━━ RECORDS FOR THIS EXERCISE
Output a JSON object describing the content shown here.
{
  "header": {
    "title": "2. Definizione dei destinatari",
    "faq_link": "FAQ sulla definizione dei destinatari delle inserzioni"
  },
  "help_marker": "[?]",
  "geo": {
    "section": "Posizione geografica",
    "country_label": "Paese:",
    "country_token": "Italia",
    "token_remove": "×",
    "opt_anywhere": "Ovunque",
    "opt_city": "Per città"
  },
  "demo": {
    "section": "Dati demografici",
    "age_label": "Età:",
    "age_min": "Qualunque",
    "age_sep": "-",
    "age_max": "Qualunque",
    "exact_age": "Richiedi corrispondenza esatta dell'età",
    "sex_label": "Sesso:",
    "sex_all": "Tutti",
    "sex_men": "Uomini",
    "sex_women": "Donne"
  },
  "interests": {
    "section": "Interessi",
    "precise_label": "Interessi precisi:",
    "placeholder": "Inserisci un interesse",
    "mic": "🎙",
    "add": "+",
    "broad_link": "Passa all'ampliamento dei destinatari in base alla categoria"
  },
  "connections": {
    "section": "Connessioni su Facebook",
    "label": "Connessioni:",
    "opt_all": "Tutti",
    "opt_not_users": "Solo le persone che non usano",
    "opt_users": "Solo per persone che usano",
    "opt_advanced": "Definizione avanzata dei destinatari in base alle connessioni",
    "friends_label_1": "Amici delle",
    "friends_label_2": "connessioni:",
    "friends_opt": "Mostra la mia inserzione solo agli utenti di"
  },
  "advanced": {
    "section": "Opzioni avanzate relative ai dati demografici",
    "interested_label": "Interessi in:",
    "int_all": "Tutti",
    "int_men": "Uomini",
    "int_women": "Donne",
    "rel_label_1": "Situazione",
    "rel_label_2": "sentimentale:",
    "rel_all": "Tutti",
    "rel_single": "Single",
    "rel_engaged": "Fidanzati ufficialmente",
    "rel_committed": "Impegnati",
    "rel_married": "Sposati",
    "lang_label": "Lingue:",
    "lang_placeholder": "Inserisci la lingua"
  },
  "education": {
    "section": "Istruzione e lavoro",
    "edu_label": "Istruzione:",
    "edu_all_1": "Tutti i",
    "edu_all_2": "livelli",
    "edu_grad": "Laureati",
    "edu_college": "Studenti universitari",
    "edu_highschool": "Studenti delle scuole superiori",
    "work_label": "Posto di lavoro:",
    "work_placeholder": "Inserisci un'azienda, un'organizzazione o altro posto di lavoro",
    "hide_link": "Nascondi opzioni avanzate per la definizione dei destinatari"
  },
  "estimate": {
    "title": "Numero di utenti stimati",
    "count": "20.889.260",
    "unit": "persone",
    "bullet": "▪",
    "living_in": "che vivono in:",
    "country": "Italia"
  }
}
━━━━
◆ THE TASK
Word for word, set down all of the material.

◆ RESULT
Output a JSON object describing the content shown here.
{
  "header": {
    "title": "2. Definizione dei destinatari",
    "faq_link": "FAQ sulla definizione dei destinatari delle inserzioni"
  },
  "help_marker": "[?]",
  "geo": {
    "section": "Posizione geografica",
    "country_label": "Paese:",
    "country_token": "Italia",
    "token_remove": "×",
    "opt_anywhere": "Ovunque",
    "opt_city": "Per città"
  },
  "demo": {
    "section": "Dati demografici",
    "age_label": "Età:",
    "age_min": "Qualunque",
    "age_sep": "-",
    "age_max": "Qualunque",
    "exact_age": "Richiedi corrispondenza esatta dell'età",
    "sex_label": "Sesso:",
    "sex_all": "Tutti",
    "sex_men": "Uomini",
    "sex_women": "Donne"
  },
  "interests": {
    "section": "Interessi",
    "precise_label": "Interessi precisi:",
    "placeholder": "Inserisci un interesse",
    "mic": "🎙",
    "add": "+",
    "broad_link": "Passa all'ampliamento dei destinatari in base alla categoria"
  },
  "connections": {
    "section": "Connessioni su Facebook",
    "label": "Connessioni:",
    "opt_all": "Tutti",
    "opt_not_users": "Solo le persone che non usano",
    "opt_users": "Solo per persone che usano",
    "opt_advanced": "Definizione avanzata dei destinatari in base alle connessioni",
    "friends_label_1": "Amici delle",
    "friends_label_2": "connessioni:",
    "friends_opt": "Mostra la mia inserzione solo agli utenti di"
  },
  "advanced": {
    "section": "Opzioni avanzate relative ai dati demografici",
    "interested_label": "Interessi in:",
    "int_all": "Tutti",
    "int_men": "Uomini",
    "int_women": "Donne",
    "rel_label_1": "Situazione",
    "rel_label_2": "sentimentale:",
    "rel_all": "Tutti",
    "rel_single": "Single",
    "rel_engaged": "Fidanzati ufficialmente",
    "rel_committed": "Impegnati",
    "rel_married": "Sposati",
    "lang_label": "Lingue:",
    "lang_placeholder": "Inserisci la lingua"
  },
  "education": {
    "section": "Istruzione e lavoro",
    "edu_label": "Istruzione:",
    "edu_all_1": "Tutti i",
    "edu_all_2": "livelli",
    "edu_grad": "Laureati",
    "edu_college": "Studenti universitari",
    "edu_highschool": "Studenti delle scuole superiori",
    "work_label": "Posto di lavoro:",
    "work_placeholder": "Inserisci un'azienda, un'organizzazione o altro posto di lavoro",
    "hide_link": "Nascondi opzioni avanzate per la definizione dei destinatari"
  },
  "estimate": {
    "title": "Numero di utenti stimati",
    "count": "20.889.260",
    "unit": "persone",
    "bullet": "▪",
    "living_in": "che vivono in:",
    "country": "Italia"
  }
}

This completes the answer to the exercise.